Work instructions: Each of the entries beneath this task should be written out exactly.

Supplied material:

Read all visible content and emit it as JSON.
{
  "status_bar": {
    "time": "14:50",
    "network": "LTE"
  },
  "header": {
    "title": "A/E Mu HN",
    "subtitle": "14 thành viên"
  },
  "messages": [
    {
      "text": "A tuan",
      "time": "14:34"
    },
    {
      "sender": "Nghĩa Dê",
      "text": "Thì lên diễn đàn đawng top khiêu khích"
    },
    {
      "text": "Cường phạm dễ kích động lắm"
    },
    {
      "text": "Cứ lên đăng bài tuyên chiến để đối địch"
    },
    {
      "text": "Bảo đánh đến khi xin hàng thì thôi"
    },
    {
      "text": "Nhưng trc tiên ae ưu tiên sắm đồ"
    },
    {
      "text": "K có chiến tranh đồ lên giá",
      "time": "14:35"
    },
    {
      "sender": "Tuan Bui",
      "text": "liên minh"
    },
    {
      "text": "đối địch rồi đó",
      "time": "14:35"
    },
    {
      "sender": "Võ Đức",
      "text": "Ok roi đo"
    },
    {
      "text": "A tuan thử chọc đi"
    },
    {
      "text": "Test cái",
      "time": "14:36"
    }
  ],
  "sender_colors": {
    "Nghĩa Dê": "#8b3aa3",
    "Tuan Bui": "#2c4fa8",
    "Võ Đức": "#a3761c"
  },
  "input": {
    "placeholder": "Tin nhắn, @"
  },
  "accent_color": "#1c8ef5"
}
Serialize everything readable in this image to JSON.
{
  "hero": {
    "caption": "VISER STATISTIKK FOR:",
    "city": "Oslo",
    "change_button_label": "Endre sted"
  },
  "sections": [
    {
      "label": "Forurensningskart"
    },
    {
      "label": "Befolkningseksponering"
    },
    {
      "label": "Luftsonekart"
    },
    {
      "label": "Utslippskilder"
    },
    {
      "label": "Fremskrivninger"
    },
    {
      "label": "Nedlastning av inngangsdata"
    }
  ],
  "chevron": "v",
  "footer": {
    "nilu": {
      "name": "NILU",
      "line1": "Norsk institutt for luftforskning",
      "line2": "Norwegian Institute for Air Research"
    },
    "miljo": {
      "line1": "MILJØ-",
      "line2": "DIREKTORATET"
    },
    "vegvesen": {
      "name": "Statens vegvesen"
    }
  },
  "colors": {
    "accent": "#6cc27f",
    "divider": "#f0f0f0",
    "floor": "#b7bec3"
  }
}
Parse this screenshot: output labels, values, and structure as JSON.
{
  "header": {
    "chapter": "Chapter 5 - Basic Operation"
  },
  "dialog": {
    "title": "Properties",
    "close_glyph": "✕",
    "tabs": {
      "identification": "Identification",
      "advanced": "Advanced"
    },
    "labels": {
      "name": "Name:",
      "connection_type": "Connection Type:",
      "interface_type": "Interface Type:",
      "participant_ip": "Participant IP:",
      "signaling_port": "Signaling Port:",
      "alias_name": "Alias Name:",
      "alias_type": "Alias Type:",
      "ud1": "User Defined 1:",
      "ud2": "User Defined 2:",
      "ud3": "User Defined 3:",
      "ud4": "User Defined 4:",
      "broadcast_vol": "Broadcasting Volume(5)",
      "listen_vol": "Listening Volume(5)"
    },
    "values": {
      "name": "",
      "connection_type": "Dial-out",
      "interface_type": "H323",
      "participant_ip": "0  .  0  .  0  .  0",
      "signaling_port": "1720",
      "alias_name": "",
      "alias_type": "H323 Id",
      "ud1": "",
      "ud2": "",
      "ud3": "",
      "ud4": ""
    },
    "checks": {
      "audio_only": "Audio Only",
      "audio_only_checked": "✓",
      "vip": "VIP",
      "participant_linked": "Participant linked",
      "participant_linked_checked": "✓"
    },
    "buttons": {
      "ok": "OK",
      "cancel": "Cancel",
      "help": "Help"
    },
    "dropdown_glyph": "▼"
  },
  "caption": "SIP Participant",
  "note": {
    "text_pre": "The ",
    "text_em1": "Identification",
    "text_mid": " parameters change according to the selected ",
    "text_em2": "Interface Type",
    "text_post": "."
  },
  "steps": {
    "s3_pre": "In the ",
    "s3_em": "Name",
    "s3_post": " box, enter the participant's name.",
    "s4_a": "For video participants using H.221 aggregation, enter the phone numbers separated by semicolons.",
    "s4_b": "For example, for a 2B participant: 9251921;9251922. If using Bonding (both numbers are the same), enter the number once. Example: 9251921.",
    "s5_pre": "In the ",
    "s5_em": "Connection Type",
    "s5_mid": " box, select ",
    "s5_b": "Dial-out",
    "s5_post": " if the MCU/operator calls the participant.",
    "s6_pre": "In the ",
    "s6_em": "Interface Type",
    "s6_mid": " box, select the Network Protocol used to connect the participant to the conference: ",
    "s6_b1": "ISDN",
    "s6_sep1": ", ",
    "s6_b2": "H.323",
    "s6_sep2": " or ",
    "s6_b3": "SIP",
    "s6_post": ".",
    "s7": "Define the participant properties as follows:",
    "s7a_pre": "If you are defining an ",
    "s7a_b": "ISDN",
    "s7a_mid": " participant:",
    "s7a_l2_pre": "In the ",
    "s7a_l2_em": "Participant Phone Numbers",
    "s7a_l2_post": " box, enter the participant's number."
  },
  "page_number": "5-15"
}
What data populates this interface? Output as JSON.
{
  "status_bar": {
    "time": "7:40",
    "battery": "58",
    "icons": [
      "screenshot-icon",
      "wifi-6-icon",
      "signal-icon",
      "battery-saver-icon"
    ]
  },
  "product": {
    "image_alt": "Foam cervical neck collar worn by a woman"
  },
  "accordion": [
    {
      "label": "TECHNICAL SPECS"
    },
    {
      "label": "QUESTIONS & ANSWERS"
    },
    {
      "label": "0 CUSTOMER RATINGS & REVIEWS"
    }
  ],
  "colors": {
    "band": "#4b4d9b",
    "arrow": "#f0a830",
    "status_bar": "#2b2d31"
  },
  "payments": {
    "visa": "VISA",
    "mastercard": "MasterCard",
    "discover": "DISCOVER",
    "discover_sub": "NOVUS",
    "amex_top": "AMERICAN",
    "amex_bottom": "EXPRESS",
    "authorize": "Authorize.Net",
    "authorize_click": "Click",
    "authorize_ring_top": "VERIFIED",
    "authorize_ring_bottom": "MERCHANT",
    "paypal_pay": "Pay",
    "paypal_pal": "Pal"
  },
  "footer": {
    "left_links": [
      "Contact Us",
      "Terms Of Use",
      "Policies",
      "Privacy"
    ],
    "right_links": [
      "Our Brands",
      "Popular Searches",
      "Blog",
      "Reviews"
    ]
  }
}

The answer:
Read all visible content and emit it as JSON.
{
  "status_bar": {
    "time": "14:50",
    "network": "LTE"
  },
  "header": {
    "title": "A/E Mu HN",
    "subtitle": "14 thành viên"
  },
  "messages": [
    {
      "text": "A tuan",
      "time": "14:34"
    },
    {
      "sender": "Nghĩa Dê",
      "text": "Thì lên diễn đàn đawng top khiêu khích"
    },
    {
      "text": "Cường phạm dễ kích động lắm"
    },
    {
      "text": "Cứ lên đăng bài tuyên chiến để đối địch"
    },
    {
      "text": "Bảo đánh đến khi xin hàng thì thôi"
    },
    {
      "text": "Nhưng trc tiên ae ưu tiên sắm đồ"
    },
    {
      "text": "K có chiến tranh đồ lên giá",
      "time": "14:35"
    },
    {
      "sender": "Tuan Bui",
      "text": "liên minh"
    },
    {
      "text": "đối địch rồi đó",
      "time": "14:35"
    },
    {
      "sender": "Võ Đức",
      "text": "Ok roi đo"
    },
    {
      "text": "A tuan thử chọc đi"
    },
    {
      "text": "Test cái",
      "time": "14:36"
    }
  ],
  "sender_colors": {
    "Nghĩa Dê": "#8b3aa3",
    "Tuan Bui": "#2c4fa8",
    "Võ Đức": "#a3761c"
  },
  "input": {
    "placeholder": "Tin nhắn, @"
  },
  "accent_color": "#1c8ef5"
}
Serialize everything readable in this image to JSON.
{
  "hero": {
    "caption": "VISER STATISTIKK FOR:",
    "city": "Oslo",
    "change_button_label": "Endre sted"
  },
  "sections": [
    {
      "label": "Forurensningskart"
    },
    {
      "label": "Befolkningseksponering"
    },
    {
      "label": "Luftsonekart"
    },
    {
      "label": "Utslippskilder"
    },
    {
      "label": "Fremskrivninger"
    },
    {
      "label": "Nedlastning av inngangsdata"
    }
  ],
  "chevron": "v",
  "footer": {
    "nilu": {
      "name": "NILU",
      "line1": "Norsk institutt for luftforskning",
      "line2": "Norwegian Institute for Air Research"
    },
    "miljo": {
      "line1": "MILJØ-",
      "line2": "DIREKTORATET"
    },
    "vegvesen": {
      "name": "Statens vegvesen"
    }
  },
  "colors": {
    "accent": "#6cc27f",
    "divider": "#f0f0f0",
    "floor": "#b7bec3"
  }
}
Parse this screenshot: output labels, values, and structure as JSON.
{
  "header": {
    "chapter": "Chapter 5 - Basic Operation"
  },
  "dialog": {
    "title": "Properties",
    "close_glyph": "✕",
    "tabs": {
      "identification": "Identification",
      "advanced": "Advanced"
    },
    "labels": {
      "name": "Name:",
      "connection_type": "Connection Type:",
      "interface_type": "Interface Type:",
      "participant_ip": "Participant IP:",
      "signaling_port": "Signaling Port:",
      "alias_name": "Alias Name:",
      "alias_type": "Alias Type:",
      "ud1": "User Defined 1:",
      "ud2": "User Defined 2:",
      "ud3": "User Defined 3:",
      "ud4": "User Defined 4:",
      "broadcast_vol": "Broadcasting Volume(5)",
      "listen_vol": "Listening Volume(5)"
    },
    "values": {
      "name": "",
      "connection_type": "Dial-out",
      "interface_type": "H323",
      "participant_ip": "0  .  0  .  0  .  0",
      "signaling_port": "1720",
      "alias_name": "",
      "alias_type": "H323 Id",
      "ud1": "",
      "ud2": "",
      "ud3": "",
      "ud4": ""
    },
    "checks": {
      "audio_only": "Audio Only",
      "audio_only_checked": "✓",
      "vip": "VIP",
      "participant_linked": "Participant linked",
      "participant_linked_checked": "✓"
    },
    "buttons": {
      "ok": "OK",
      "cancel": "Cancel",
      "help": "Help"
    },
    "dropdown_glyph": "▼"
  },
  "caption": "SIP Participant",
  "note": {
    "text_pre": "The ",
    "text_em1": "Identification",
    "text_mid": " parameters change according to the selected ",
    "text_em2": "Interface Type",
    "text_post": "."
  },
  "steps": {
    "s3_pre": "In the ",
    "s3_em": "Name",
    "s3_post": " box, enter the participant's name.",
    "s4_a": "For video participants using H.221 aggregation, enter the phone numbers separated by semicolons.",
    "s4_b": "For example, for a 2B participant: 9251921;9251922. If using Bonding (both numbers are the same), enter the number once. Example: 9251921.",
    "s5_pre": "In the ",
    "s5_em": "Connection Type",
    "s5_mid": " box, select ",
    "s5_b": "Dial-out",
    "s5_post": " if the MCU/operator calls the participant.",
    "s6_pre": "In the ",
    "s6_em": "Interface Type",
    "s6_mid": " box, select the Network Protocol used to connect the participant to the conference: ",
    "s6_b1": "ISDN",
    "s6_sep1": ", ",
    "s6_b2": "H.323",
    "s6_sep2": " or ",
    "s6_b3": "SIP",
    "s6_post": ".",
    "s7": "Define the participant properties as follows:",
    "s7a_pre": "If you are defining an ",
    "s7a_b": "ISDN",
    "s7a_mid": " participant:",
    "s7a_l2_pre": "In the ",
    "s7a_l2_em": "Participant Phone Numbers",
    "s7a_l2_post": " box, enter the participant's number."
  },
  "page_number": "5-15"
}
What data populates this interface? Output as JSON.
{
  "status_bar": {
    "time": "7:40",
    "battery": "58",
    "icons": [
      "screenshot-icon",
      "wifi-6-icon",
      "signal-icon",
      "battery-saver-icon"
    ]
  },
  "product": {
    "image_alt": "Foam cervical neck collar worn by a woman"
  },
  "accordion": [
    {
      "label": "TECHNICAL SPECS"
    },
    {
      "label": "QUESTIONS & ANSWERS"
    },
    {
      "label": "0 CUSTOMER RATINGS & REVIEWS"
    }
  ],
  "colors": {
    "band": "#4b4d9b",
    "arrow": "#f0a830",
    "status_bar": "#2b2d31"
  },
  "payments": {
    "visa": "VISA",
    "mastercard": "MasterCard",
    "discover": "DISCOVER",
    "discover_sub": "NOVUS",
    "amex_top": "AMERICAN",
    "amex_bottom": "EXPRESS",
    "authorize": "Authorize.Net",
    "authorize_click": "Click",
    "authorize_ring_top": "VERIFIED",
    "authorize_ring_bottom": "MERCHANT",
    "paypal_pay": "Pay",
    "paypal_pal": "Pal"
  },
  "footer": {
    "left_links": [
      "Contact Us",
      "Terms Of Use",
      "Policies",
      "Privacy"
    ],
    "right_links": [
      "Our Brands",
      "Popular Searches",
      "Blog",
      "Reviews"
    ]
  }
}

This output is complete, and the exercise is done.